- **WHAT IS BEING ASKED**: Print all the data, keeping every line exactly as it is.

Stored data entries
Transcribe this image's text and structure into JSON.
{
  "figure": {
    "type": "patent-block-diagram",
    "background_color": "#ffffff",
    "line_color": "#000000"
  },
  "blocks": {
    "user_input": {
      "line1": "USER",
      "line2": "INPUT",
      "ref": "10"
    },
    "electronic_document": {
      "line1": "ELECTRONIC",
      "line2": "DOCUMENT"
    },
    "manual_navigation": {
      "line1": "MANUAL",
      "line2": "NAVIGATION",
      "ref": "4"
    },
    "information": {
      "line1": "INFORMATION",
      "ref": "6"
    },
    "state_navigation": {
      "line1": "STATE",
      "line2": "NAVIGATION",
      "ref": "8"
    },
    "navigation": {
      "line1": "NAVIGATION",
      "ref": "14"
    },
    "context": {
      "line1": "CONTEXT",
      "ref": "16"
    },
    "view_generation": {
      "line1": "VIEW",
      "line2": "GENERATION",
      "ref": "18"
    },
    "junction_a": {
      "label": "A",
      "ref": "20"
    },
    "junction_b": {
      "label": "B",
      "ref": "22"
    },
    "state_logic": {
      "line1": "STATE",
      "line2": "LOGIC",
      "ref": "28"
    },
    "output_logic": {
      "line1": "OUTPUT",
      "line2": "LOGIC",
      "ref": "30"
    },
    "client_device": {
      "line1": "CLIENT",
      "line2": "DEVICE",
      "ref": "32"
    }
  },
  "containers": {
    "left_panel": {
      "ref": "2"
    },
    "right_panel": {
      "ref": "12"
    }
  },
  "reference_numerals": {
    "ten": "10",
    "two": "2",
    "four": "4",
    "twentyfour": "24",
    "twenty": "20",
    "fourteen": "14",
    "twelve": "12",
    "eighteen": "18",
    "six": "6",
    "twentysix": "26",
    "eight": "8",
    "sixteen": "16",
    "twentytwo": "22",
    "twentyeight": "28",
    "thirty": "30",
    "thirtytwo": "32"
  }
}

- **TASK ANSWER**:
Transcribe this image's text and structure into JSON.
{
  "figure": {
    "type": "patent-block-diagram",
    "background_color": "#ffffff",
    "line_color": "#000000"
  },
  "blocks": {
    "user_input": {
      "line1": "USER",
      "line2": "INPUT",
      "ref": "10"
    },
    "electronic_document": {
      "line1": "ELECTRONIC",
      "line2": "DOCUMENT"
    },
    "manual_navigation": {
      "line1": "MANUAL",
      "line2": "NAVIGATION",
      "ref": "4"
    },
    "information": {
      "line1": "INFORMATION",
      "ref": "6"
    },
    "state_navigation": {
      "line1": "STATE",
      "line2": "NAVIGATION",
      "ref": "8"
    },
    "navigation": {
      "line1": "NAVIGATION",
      "ref": "14"
    },
    "context": {
      "line1": "CONTEXT",
      "ref": "16"
    },
    "view_generation": {
      "line1": "VIEW",
      "line2": "GENERATION",
      "ref": "18"
    },
    "junction_a": {
      "label": "A",
      "ref": "20"
    },
    "junction_b": {
      "label": "B",
      "ref": "22"
    },
    "state_logic": {
      "line1": "STATE",
      "line2": "LOGIC",
      "ref": "28"
    },
    "output_logic": {
      "line1": "OUTPUT",
      "line2": "LOGIC",
      "ref": "30"
    },
    "client_device": {
      "line1": "CLIENT",
      "line2": "DEVICE",
      "ref": "32"
    }
  },
  "containers": {
    "left_panel": {
      "ref": "2"
    },
    "right_panel": {
      "ref": "12"
    }
  },
  "reference_numerals": {
    "ten": "10",
    "two": "2",
    "four": "4",
    "twentyfour": "24",
    "twenty": "20",
    "fourteen": "14",
    "twelve": "12",
    "eighteen": "18",
    "six": "6",
    "twentysix": "26",
    "eight": "8",
    "sixteen": "16",
    "twentytwo": "22",
    "twentyeight": "28",
    "thirty": "30",
    "thirtytwo": "32"
  }
}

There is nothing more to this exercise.